In 2022, 71% of reports didn’t warrant investigation, just 5.6% were substantiated
Part of the challenge facing agencies, Villafuerte said later, is that Colorado’s child protective agencies have faced a sharp increase in the number of reports in recent years. When the state introduced a hotline in 2015 to make it easier for people to report their suspicions of abuse and neglect, Coloradans responded enthusiastically.
In 2014, before the hotline became operational, agencies received 82,823 reports of suspected abuse or neglect in Colorado, according to data from the Colorado Department of Human Services. In 2022, they received 114,127 reports.
Educators made around a third of all reports last year in Colorado. Law enforcement and legal staff made 14%, around the same number of reports as mental health professionals. Doctors and other medical personnel made 9% of reports. Social service providers made 4.2% of reports. Other mandatory reporters, including day care staff, accounted for a combined 2.4% of reports.
Most reports — 71% in 2022 — are screened out, meaning that agencies don’t assess them, most often because they’re unlikely to meet the threshold of abuse or neglect, or they’re duplicates. Others are investigated, but unfounded. Just 5.6% of abuse or neglect reports were substantiated in 2022.
“We are expending an extraordinary amount of resources on cases that are never founded,” Villafuerte said. “You’ve diluted the total workforce that can respond to those calls.”
That’s significant, she said, not only for the due process rights of families who are subjected to needless investigations, but also to child protection workers asked to make them.
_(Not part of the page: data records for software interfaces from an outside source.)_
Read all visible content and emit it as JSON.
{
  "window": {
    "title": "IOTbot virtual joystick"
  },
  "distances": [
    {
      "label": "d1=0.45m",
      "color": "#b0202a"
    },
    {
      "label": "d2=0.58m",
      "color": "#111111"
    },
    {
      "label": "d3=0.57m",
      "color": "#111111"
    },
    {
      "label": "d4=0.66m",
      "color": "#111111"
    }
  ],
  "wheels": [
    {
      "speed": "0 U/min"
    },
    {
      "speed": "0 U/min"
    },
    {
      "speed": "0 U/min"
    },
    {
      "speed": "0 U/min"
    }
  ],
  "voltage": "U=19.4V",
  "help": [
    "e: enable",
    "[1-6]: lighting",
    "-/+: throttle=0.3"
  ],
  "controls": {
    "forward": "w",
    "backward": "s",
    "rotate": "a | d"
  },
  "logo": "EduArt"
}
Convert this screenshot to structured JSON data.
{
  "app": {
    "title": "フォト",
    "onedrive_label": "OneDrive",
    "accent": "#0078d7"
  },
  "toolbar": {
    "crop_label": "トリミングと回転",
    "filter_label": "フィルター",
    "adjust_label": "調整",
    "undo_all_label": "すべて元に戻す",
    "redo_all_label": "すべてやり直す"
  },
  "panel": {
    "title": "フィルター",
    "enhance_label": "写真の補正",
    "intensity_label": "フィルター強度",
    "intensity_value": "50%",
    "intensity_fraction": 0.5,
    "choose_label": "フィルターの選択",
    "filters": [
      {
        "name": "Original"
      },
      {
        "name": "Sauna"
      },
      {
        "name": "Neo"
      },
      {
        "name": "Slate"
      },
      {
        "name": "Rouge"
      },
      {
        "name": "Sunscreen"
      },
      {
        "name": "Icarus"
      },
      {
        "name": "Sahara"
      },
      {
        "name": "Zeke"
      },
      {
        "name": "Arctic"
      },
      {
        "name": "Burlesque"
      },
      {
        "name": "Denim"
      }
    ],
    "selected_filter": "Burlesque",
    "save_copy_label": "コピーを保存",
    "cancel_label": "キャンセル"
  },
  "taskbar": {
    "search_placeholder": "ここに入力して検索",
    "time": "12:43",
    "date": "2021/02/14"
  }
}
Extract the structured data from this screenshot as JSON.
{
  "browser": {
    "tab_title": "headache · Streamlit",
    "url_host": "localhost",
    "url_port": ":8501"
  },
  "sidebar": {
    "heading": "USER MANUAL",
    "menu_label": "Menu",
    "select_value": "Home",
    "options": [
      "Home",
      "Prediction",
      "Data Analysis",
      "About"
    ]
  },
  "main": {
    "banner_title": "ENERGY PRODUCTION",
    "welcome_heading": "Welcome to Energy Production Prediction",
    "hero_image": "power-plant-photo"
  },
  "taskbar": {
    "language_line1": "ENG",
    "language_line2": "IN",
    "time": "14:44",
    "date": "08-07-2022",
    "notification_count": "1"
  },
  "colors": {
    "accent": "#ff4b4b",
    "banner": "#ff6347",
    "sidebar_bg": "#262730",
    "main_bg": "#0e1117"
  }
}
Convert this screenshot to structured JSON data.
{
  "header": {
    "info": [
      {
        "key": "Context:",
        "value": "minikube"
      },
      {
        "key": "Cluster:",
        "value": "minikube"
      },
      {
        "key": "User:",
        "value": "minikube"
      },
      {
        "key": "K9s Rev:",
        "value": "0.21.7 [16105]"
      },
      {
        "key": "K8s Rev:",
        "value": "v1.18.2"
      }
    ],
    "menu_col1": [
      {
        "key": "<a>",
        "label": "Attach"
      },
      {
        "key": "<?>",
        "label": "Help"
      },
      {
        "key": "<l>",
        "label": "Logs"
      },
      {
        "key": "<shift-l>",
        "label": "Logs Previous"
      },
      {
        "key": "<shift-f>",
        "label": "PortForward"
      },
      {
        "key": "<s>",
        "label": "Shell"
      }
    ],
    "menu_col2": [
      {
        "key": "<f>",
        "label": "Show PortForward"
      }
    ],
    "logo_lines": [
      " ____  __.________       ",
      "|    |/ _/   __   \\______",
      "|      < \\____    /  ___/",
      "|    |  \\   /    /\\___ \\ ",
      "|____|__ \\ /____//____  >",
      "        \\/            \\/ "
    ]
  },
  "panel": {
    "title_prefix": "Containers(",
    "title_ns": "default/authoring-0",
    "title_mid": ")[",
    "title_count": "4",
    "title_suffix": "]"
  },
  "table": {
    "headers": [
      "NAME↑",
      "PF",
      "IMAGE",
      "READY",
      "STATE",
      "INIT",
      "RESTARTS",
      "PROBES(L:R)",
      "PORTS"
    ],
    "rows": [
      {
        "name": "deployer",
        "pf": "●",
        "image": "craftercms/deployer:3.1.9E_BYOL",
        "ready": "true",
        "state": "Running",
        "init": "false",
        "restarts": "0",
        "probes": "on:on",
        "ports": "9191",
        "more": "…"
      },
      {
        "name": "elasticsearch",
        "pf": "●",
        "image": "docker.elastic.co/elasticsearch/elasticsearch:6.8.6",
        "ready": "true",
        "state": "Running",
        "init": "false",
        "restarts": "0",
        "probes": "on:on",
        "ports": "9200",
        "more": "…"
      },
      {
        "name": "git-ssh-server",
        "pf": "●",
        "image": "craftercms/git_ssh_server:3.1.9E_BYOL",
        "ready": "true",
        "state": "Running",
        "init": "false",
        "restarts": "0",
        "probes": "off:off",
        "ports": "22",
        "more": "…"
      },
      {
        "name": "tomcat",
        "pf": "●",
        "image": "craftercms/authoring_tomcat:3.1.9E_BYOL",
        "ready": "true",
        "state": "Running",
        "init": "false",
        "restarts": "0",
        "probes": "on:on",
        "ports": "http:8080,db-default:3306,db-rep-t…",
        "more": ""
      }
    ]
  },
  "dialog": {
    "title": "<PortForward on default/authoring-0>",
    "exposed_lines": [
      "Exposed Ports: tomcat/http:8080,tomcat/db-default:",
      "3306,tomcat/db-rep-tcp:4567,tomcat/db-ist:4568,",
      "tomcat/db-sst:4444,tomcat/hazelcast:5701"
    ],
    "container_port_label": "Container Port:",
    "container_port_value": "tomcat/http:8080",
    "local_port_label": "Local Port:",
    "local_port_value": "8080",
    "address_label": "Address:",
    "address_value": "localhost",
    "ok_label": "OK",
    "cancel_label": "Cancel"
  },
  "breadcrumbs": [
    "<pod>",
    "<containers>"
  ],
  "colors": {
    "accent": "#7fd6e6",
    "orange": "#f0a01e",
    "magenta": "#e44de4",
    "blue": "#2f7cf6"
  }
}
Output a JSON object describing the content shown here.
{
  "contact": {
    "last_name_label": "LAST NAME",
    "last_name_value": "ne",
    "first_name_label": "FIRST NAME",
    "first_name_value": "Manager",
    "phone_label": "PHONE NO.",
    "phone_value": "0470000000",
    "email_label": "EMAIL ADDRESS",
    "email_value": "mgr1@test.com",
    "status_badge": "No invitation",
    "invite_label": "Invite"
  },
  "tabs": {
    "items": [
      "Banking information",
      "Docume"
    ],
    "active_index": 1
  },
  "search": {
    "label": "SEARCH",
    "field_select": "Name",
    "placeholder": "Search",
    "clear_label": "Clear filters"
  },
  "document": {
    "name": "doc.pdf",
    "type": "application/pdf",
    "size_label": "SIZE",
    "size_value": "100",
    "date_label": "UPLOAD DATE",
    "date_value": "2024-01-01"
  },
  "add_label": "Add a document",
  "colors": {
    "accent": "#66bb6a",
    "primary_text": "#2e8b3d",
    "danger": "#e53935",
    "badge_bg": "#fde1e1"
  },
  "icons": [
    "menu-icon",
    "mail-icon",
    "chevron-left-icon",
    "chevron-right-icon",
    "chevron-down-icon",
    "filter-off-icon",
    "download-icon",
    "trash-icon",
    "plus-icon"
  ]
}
By far, the most reports are about neglect, not abuse. They include many cases that have more to do with poverty than bad parenting — kids who come to school in the winter without a jacket, or who are living in their car, or don’t have access to appropriate child care while their parents are working.
Does this mean that Coloradans are making too many reports?
No, said Villafuerte.
“I think it’s dangerous to say I want to see fewer reports. That isn’t the case,” she said. “I want to see reports when I believe a child is in danger, you bet.”
Rather, Villafuerte would like to see “better-quality reports.” Most mandatory reporters in Colorado aren’t trained on their responsibilities; some don’t even know they are mandatory reporters. The ombudsman has advocated for more training for all mandatory reporters.
Critics say better training is not enough.
“Training won’t help if mandatory reporters are still terrified that they’ll get in trouble if they don’t make a report,” said Wexler.
Nationally and in Colorado, teachers and other school personnel, who get more training than most professions, make more reports than any other group, according to state and federal data. Their reports are also the least likely to be substantiated.
Some task force members suggested that part of the answer may be in weeding out neglect cases that might be dealt with better with supportive measures rather than punitive ones.
Others believe that families need much more support in general — more curiosity about the struggles they’re facing, more adaptation across cultures. More money to meet their children’s needs.
Carwyn, the task force member, was just a toddler when a teacher at her sister’s school made the report that led to her being put into foster care, and eventually adopted by family members. She can’t say whether the report was necessary or not. What Carwyn does know is that her mother needed a lot of things she never got, or got too late: stable housing, for one thing. Access to the substance use treatment she sought, but was denied. A fraction of the resources that eventually went into out-of-home care for the seven children who were taken from her, as one report followed another.
“We cannot expect one teacher or one social worker to support entire communities,” Carwyn said. “We say we value family, but we as a country do not universally support that.”